C drove for a scattered hour or two, depending on where the road was easiest. We stopped once to take a break and switch drivers, and he found a gorgeous blue Panama hat which we ended up buying. I did not get a hat. I got vanilla fudge, which I’m not supposed to eat much of because of the creeping edge of arteriosclerosis, but I’ll eat it slowly.
Between Monterey and Barstow is wind farm country. There were endless modern windmills set up along the ridges. I told C, “I can just imagine Don Quixote looking up at that ridge in absolute horror.”
During the last couple hours of the drive we got an unexpected message from my husband G, who’s at home tracking our progress online, and had this to tell us: “Be glad you’re not on Route 80. 150,000 tomatoes spilled out of a truck over there.”
Before we left Seattle everyone had assumed we’d be going to Colorado via I-80, but actually I had intended all along to go south straight through California, and then hang a left. That would keep me out of the most extreme mountains, and I hate mountain driving with a blistering passion. So my bias against mountain roads kept us safe from the humongous loads of spilled tomatoes.
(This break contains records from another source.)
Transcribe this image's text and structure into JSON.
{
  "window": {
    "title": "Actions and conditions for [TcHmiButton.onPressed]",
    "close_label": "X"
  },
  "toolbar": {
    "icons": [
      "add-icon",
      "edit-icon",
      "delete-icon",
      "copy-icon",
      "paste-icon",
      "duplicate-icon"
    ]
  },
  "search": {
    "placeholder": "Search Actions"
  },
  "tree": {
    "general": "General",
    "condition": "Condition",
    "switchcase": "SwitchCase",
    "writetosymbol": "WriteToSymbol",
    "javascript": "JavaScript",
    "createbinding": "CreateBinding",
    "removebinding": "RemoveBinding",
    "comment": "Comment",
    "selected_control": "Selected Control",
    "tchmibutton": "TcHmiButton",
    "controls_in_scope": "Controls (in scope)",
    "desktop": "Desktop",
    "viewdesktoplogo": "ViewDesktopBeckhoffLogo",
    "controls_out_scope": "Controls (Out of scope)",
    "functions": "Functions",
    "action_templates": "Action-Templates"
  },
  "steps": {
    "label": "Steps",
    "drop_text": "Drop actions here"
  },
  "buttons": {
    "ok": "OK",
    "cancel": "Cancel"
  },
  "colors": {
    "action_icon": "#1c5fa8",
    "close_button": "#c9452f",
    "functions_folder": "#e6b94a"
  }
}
Seven cars crashed on the interstate in the tomato chaos, but it was conveniently far away from where we were.
We have, by this time, settled in Barstow for the night, and I even found a room with the bathtub that I always hope for. Tomorrow it’s on to Flagstaff, we hope; the day after, we wrap up at A’s place in Albuquerque.
Hopefully, the only tomatoes will be in the soup.